The Rise And Fall Of Highways And Prior Attempts to Create a Rail Link
After World War II, fueled by federal investment, highway expansion began in earnest. In the early 1950’s a transportation corridor between North and South Stations was indeed created, but for cars, not trains - and running through the city not in tunnel but rather on elevated viaducts.
Within just a few years of its completion the devastating urban impact of the elevated highway was apparent, and plans began to be formulated for its removal. By the late 1970’s during the administration of Gov. Michael Dukakis, the plan took concrete shape, with a pair of rail lines running down the middle.
In March 1987 President Reagan vetoed funding for the Central Artery Project, specifically citing the inclusion of a rail connection. In the battle to overturn this veto and secure funding for the project (by just one vote), the rail link was sacrificed.
In 1993 Gov. William Weld commissioned a Central Artery Rail Link Task Force to find a way to reintroduce the rail connection into the project. The CARL Task Force developed a plan to build a rail tunnel directly below the Artery highway tunnels, using the Artery slurry walls to simplify the construction. This was released in March 1993. A month later the US Senate approved funding for a more detailed engineering and environmental study, which took place from 1995 – 2003.
This study, undertaken by Vanasse Hangen Brustlin (VHB), built a firm case for the project, but it was again undermined by the ballooning costs of the Artery. In early 2003, when the NSRL analysis was nearly complete, Gov. Mitt Romney suspended work on the project. The Federal Transit Administration ordered the work to be filed as a Major Investment Study for future use.
The removal of the elevated Central Artery, completed in 2006, has been a great boon to the City of Boston.
But without the originally-intended rail link, the entire region remains trapped in highway gridlock, with our regional rail networks operating at a fraction of their potential capacity.
In 2014, the Massachusetts Legislature wisely authorized funding for the updating and completion of the North South Rail Link DEIR. For a host of reasons, it is essential that this work be resumed and completed immediately.
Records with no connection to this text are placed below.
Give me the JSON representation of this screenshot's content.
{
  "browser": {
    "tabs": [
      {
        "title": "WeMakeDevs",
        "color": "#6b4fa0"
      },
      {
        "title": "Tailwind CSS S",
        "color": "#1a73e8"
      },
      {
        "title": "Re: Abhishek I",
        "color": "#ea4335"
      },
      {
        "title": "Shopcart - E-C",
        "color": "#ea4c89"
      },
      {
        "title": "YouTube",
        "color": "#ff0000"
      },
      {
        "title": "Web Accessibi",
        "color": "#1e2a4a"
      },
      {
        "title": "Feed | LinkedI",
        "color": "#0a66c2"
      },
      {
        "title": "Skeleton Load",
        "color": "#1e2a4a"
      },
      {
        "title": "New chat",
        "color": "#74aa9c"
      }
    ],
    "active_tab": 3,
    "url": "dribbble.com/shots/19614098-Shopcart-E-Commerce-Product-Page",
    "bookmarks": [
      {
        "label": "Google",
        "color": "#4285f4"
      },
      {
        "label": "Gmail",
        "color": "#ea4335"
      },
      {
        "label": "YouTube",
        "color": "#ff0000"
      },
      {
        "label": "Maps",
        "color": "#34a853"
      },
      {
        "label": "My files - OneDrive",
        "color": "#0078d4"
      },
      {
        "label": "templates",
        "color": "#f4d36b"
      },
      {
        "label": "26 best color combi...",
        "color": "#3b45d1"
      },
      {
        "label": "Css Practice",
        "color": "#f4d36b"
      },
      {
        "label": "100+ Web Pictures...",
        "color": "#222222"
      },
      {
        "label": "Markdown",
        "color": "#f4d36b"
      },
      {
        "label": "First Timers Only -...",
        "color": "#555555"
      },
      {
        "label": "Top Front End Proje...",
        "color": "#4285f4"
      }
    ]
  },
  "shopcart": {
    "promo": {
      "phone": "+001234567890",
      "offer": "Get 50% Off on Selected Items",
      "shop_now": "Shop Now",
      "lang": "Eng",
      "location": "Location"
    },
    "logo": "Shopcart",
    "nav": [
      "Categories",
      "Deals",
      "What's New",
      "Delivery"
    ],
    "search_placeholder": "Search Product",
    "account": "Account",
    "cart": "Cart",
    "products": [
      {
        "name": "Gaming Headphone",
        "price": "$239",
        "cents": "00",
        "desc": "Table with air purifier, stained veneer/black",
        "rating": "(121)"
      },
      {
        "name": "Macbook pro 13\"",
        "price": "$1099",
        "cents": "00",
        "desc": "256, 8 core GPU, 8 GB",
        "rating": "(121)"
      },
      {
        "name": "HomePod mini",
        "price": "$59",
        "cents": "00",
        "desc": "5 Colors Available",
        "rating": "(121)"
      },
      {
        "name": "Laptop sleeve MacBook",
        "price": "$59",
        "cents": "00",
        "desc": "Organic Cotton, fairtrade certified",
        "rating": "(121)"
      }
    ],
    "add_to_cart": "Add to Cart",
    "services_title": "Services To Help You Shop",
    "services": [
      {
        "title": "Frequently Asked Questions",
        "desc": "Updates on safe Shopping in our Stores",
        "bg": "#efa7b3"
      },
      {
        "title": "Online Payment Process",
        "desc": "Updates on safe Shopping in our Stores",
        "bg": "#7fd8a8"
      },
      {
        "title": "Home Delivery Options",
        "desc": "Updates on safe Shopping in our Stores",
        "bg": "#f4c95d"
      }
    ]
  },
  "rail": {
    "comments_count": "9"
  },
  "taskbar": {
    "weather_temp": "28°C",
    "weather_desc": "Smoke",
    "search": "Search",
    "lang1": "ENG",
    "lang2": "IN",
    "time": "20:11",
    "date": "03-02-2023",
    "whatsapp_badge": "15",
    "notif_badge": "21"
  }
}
Click on arrows on either side of the picture. Read along at the bottom of each picture.